▶ **What the task requires**
Among the entries that follow, find every line with the word "Hierarchy" and copy it.

────

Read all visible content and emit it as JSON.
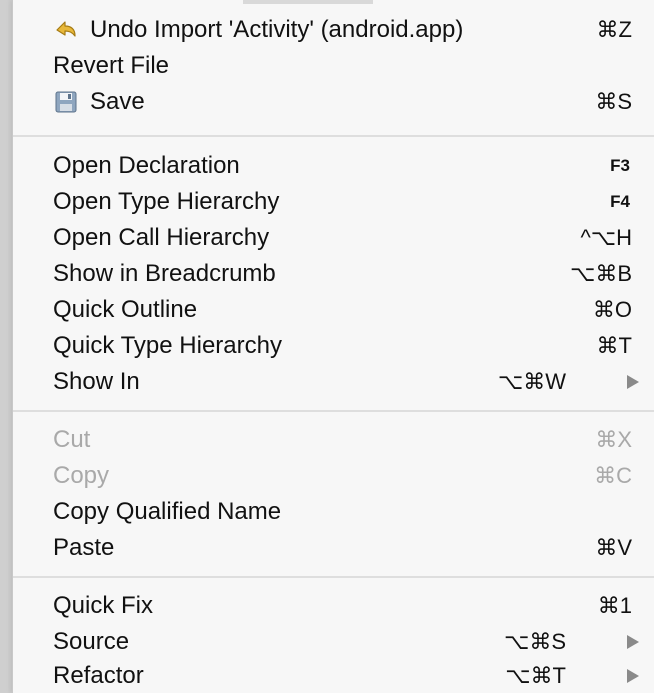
{
  "menu": {
    "items": [
      {
        "label": "Undo Import 'Activity' (android.app)",
        "shortcut": "⌘Z",
        "icon": "undo-arrow-icon"
      },
      {
        "label": "Revert File",
        "shortcut": ""
      },
      {
        "label": "Save",
        "shortcut": "⌘S",
        "icon": "floppy-disk-icon"
      },
      {
        "label": "Open Declaration",
        "shortcut": "F3"
      },
      {
        "label": "Open Type Hierarchy",
        "shortcut": "F4"
      },
      {
        "label": "Open Call Hierarchy",
        "shortcut": "^⌥H"
      },
      {
        "label": "Show in Breadcrumb",
        "shortcut": "⌥⌘B"
      },
      {
        "label": "Quick Outline",
        "shortcut": "⌘O"
      },
      {
        "label": "Quick Type Hierarchy",
        "shortcut": "⌘T"
      },
      {
        "label": "Show In",
        "shortcut": "⌥⌘W",
        "submenu": true
      },
      {
        "label": "Cut",
        "shortcut": "⌘X",
        "disabled": true
      },
      {
        "label": "Copy",
        "shortcut": "⌘C",
        "disabled": true
      },
      {
        "label": "Copy Qualified Name",
        "shortcut": ""
      },
      {
        "label": "Paste",
        "shortcut": "⌘V"
      },
      {
        "label": "Quick Fix",
        "shortcut": "⌘1"
      },
      {
        "label": "Source",
        "shortcut": "⌥⌘S",
        "submenu": true
      },
      {
        "label": "Refactor",
        "shortcut": "⌥⌘T",
        "submenu": true
      }
    ]
  },
  "colors": {
    "menu_background": "#f7f7f7",
    "text": "#111111",
    "disabled_text": "#a9a9a9",
    "separator": "#dedede",
    "undo_icon": "#e8b83a"
  }
}
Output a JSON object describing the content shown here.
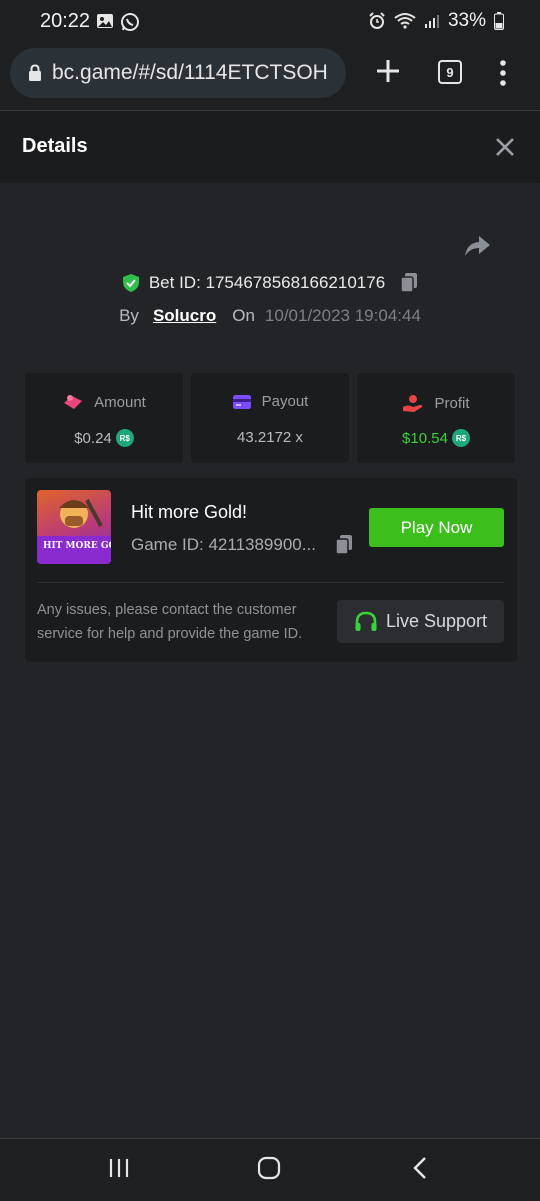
{
  "status_bar": {
    "time": "20:22",
    "battery": "33%"
  },
  "browser": {
    "url": "bc.game/#/sd/1114ETCTSOH",
    "tab_count": "9"
  },
  "header": {
    "title": "Details"
  },
  "bet": {
    "id_label": "Bet ID: 1754678568166210176",
    "by_label": "By",
    "username": "Solucro",
    "on_label": "On",
    "datetime": "10/01/2023 19:04:44"
  },
  "stats": {
    "amount": {
      "label": "Amount",
      "value": "$0.24",
      "currency": "R$"
    },
    "payout": {
      "label": "Payout",
      "value": "43.2172 x"
    },
    "profit": {
      "label": "Profit",
      "value": "$10.54",
      "currency": "R$"
    }
  },
  "game": {
    "title": "Hit more Gold!",
    "thumb_text": "HIT MORE GOLD!",
    "id_label": "Game ID: 4211389900...",
    "play_label": "Play Now"
  },
  "support": {
    "message": "Any issues, please contact the customer service for help and provide the game ID.",
    "button_label": "Live Support"
  },
  "colors": {
    "accent_green": "#3cbf1d",
    "profit_green": "#3ad13a",
    "coin_teal": "#1fa67a",
    "background": "#232427"
  }
}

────

▶ **The completed task**
        "label": "Open Type Hierarchy",
        "label": "Open Call Hierarchy",
        "label": "Quick Type Hierarchy",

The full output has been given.